(Records drawn from a dataset)
────

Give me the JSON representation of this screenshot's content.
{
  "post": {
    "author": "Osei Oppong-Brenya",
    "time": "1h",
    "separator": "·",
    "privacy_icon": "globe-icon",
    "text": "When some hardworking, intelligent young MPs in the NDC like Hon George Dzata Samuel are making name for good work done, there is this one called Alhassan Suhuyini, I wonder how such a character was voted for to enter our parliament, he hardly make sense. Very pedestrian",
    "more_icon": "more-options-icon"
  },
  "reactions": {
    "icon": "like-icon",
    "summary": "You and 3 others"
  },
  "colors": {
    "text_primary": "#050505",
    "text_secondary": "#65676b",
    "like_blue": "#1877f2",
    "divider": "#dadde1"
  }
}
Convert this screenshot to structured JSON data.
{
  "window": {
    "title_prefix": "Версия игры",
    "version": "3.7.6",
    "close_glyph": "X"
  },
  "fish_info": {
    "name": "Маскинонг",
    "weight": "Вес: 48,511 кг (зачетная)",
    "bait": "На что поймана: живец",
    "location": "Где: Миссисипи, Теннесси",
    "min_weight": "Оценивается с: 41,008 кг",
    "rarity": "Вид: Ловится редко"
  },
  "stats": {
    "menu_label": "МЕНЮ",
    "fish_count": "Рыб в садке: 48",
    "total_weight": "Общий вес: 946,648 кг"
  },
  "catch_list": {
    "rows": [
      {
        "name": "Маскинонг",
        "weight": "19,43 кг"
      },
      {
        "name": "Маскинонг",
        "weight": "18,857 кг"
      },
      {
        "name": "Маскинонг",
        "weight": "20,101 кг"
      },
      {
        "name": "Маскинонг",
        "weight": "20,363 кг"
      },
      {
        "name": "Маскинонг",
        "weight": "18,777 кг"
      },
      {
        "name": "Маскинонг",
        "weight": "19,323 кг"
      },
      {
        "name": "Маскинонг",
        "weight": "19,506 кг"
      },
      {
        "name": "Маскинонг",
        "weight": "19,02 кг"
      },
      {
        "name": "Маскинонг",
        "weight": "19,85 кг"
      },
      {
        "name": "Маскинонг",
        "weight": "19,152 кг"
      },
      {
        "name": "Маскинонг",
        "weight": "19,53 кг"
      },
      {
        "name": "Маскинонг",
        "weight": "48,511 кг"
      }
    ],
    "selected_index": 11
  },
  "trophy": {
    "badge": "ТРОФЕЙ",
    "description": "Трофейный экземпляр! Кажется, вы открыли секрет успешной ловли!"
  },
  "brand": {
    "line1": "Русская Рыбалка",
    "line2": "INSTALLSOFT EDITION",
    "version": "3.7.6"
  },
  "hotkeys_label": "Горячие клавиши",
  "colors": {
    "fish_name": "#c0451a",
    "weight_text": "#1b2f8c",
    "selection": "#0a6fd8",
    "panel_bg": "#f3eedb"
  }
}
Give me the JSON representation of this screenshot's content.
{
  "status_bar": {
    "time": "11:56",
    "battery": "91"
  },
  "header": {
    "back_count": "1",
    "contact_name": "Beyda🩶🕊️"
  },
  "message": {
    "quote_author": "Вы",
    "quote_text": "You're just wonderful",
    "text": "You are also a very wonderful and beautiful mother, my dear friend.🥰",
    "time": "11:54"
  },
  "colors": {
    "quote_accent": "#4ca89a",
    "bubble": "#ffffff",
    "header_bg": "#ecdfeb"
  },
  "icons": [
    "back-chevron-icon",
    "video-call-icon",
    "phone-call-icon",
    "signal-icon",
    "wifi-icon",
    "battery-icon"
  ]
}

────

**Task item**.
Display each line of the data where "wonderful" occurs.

**The completed task**.
    "quote_text": "You're just wonderful",
    "text": "You are also a very wonderful and beautiful mother, my dear friend.🥰",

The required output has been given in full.